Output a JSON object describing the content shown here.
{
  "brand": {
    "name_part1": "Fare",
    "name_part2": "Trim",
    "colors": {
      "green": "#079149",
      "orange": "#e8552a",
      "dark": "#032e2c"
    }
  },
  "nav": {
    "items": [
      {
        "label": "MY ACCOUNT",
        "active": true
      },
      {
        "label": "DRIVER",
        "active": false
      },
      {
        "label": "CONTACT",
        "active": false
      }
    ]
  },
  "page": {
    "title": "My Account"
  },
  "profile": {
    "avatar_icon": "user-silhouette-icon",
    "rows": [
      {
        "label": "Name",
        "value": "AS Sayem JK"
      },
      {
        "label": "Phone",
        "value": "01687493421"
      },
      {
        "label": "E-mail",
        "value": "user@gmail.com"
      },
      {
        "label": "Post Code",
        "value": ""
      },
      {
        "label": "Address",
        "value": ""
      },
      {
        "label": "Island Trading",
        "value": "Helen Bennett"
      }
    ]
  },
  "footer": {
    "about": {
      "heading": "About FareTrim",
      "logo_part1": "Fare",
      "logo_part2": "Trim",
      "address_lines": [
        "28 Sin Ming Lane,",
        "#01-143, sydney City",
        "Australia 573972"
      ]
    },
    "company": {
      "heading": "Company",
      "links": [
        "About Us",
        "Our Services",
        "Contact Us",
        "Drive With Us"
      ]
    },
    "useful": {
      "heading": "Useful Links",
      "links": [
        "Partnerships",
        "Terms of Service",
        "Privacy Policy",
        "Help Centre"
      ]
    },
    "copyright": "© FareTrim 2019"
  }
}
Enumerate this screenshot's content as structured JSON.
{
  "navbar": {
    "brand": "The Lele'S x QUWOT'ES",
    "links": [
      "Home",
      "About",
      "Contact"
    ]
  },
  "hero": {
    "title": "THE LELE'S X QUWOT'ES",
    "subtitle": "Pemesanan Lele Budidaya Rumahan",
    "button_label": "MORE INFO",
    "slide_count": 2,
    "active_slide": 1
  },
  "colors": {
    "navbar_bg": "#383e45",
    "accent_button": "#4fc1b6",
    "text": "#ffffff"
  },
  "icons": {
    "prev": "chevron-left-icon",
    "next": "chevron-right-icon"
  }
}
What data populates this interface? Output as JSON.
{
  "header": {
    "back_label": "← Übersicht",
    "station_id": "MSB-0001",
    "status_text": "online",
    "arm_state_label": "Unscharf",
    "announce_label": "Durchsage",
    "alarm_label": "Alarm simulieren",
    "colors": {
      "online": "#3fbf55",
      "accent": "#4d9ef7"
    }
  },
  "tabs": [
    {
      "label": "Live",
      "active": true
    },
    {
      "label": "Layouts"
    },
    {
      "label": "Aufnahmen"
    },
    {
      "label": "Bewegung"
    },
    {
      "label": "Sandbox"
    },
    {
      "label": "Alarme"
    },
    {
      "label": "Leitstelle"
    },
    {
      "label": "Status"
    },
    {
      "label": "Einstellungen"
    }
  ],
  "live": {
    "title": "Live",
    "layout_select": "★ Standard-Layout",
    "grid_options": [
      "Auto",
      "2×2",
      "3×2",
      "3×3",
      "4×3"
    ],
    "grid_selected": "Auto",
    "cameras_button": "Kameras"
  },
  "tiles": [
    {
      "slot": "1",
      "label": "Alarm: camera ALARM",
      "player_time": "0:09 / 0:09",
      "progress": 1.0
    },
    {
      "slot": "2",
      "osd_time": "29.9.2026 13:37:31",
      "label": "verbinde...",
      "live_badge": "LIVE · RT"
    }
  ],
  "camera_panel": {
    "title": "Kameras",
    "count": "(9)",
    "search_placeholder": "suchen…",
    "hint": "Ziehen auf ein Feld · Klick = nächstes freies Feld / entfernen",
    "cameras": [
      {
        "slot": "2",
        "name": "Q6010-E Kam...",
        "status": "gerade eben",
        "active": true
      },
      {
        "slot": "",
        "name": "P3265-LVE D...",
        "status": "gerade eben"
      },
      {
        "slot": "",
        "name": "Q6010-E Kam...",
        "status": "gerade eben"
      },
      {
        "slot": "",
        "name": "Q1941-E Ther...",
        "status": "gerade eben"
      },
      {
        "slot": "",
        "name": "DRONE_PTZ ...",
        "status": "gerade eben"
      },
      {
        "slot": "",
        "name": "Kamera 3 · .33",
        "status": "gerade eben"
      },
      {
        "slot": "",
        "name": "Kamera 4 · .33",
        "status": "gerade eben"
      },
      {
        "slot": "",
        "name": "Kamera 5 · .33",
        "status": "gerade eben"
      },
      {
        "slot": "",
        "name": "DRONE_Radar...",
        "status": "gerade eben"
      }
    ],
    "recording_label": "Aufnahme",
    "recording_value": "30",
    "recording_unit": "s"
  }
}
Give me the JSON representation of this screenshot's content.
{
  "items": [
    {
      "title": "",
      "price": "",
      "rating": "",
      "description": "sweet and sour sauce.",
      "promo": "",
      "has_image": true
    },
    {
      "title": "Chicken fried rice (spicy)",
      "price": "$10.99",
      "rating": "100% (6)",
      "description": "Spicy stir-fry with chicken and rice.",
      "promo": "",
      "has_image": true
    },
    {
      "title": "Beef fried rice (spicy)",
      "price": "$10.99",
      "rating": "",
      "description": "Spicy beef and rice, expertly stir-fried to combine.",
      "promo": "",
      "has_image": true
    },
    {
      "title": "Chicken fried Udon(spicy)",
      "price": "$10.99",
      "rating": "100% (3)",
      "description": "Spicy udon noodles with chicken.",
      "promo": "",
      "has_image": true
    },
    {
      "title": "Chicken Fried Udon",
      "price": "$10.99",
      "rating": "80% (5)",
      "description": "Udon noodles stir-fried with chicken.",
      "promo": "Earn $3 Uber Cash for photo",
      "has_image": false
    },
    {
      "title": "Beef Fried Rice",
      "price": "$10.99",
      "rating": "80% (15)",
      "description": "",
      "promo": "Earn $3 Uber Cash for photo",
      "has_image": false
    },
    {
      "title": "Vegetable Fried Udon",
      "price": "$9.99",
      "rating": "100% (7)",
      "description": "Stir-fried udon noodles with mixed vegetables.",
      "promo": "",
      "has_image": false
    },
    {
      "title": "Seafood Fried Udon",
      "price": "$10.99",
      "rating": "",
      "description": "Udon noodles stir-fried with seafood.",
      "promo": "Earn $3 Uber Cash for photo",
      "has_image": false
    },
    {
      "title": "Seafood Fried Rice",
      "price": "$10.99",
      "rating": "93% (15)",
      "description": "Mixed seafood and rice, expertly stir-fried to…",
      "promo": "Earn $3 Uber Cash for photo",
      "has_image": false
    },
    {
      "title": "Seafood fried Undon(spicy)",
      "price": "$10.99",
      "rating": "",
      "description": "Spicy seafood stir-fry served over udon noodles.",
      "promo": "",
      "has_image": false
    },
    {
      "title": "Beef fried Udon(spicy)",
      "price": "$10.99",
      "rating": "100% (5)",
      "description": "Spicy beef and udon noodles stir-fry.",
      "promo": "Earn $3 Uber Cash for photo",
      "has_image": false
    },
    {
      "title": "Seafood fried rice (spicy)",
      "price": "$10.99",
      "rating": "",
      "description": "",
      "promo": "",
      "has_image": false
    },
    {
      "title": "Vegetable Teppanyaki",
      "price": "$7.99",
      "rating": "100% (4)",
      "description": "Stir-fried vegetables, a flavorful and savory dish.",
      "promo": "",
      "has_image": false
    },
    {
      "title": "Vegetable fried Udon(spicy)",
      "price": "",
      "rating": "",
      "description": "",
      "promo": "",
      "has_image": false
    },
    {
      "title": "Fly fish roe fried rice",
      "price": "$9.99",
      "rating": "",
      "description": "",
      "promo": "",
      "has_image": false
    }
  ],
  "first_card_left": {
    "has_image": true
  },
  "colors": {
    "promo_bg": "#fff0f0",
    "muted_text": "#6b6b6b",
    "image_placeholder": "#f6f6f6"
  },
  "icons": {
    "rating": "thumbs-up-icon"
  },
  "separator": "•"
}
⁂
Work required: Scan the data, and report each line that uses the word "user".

Worked solution:
    "avatar_icon": "user-silhouette-icon",
        "value": "user@gmail.com"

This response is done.